_TASK TO COMPLETE_. Scan the entries that follow for the word "should", then report every line in which it appears.

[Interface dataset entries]
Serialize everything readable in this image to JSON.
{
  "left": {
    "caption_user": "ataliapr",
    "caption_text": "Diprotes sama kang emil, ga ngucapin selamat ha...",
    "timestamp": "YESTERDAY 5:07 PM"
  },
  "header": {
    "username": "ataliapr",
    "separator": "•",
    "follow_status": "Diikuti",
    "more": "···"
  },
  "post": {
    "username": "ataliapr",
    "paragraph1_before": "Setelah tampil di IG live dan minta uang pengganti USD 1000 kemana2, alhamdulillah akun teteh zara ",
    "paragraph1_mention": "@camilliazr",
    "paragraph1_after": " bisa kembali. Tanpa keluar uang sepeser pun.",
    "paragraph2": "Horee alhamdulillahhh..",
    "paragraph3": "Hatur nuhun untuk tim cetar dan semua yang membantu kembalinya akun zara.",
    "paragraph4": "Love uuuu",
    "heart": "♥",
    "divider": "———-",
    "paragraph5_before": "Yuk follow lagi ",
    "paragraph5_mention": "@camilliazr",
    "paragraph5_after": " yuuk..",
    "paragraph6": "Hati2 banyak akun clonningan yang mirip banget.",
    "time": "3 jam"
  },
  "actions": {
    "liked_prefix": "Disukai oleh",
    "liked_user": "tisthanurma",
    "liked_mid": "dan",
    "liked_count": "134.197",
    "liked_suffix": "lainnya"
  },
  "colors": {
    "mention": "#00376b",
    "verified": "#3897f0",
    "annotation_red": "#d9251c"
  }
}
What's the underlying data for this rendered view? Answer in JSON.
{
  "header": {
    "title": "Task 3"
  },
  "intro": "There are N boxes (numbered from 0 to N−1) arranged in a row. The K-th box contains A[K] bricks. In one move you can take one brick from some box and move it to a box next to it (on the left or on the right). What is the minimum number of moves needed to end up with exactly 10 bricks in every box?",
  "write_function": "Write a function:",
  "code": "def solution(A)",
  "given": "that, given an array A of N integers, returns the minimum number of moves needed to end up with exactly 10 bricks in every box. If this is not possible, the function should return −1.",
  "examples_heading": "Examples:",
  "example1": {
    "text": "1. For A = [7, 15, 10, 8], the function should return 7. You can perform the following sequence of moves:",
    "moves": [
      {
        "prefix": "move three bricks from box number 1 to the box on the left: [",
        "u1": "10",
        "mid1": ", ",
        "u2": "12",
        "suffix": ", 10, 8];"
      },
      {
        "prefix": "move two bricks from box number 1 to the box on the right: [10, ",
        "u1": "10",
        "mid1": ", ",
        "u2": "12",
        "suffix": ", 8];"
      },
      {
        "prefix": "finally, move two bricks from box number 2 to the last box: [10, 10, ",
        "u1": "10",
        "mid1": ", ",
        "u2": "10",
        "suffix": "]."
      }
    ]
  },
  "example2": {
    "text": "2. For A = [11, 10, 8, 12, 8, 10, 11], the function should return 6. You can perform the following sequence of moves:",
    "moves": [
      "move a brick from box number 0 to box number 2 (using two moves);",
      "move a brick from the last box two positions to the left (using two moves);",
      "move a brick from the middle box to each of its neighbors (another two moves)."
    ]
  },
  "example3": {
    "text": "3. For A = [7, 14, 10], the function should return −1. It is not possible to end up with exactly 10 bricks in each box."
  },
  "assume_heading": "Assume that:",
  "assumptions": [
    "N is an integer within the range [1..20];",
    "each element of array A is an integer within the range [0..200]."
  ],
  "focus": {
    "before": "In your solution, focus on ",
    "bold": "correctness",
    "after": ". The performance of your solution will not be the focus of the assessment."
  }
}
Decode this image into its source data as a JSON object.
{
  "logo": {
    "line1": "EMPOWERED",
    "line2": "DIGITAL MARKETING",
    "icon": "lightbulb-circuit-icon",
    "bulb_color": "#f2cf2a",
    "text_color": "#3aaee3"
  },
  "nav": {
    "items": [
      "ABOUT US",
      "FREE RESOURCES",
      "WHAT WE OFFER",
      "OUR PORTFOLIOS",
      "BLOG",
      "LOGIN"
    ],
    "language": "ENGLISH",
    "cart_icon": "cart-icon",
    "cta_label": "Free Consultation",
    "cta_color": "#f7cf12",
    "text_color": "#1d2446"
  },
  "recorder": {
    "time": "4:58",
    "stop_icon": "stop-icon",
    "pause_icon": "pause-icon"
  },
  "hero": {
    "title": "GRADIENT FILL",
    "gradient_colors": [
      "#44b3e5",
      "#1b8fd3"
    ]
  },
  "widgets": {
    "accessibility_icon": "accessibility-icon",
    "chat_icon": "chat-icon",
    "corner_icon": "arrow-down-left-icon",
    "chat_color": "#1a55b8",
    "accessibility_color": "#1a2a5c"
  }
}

_TASK OUTPUT_.
  "given": "that, given an array A of N integers, returns the minimum number of moves needed to end up with exactly 10 bricks in every box. If this is not possible, the function should return −1.",
    "text": "1. For A = [7, 15, 10, 8], the function should return 7. You can perform the following sequence of moves:",
    "text": "2. For A = [11, 10, 8, 12, 8, 10, 11], the function should return 6. You can perform the following sequence of moves:",
    "text": "3. For A = [7, 14, 10], the function should return −1. It is not possible to end up with exactly 10 bricks in each box."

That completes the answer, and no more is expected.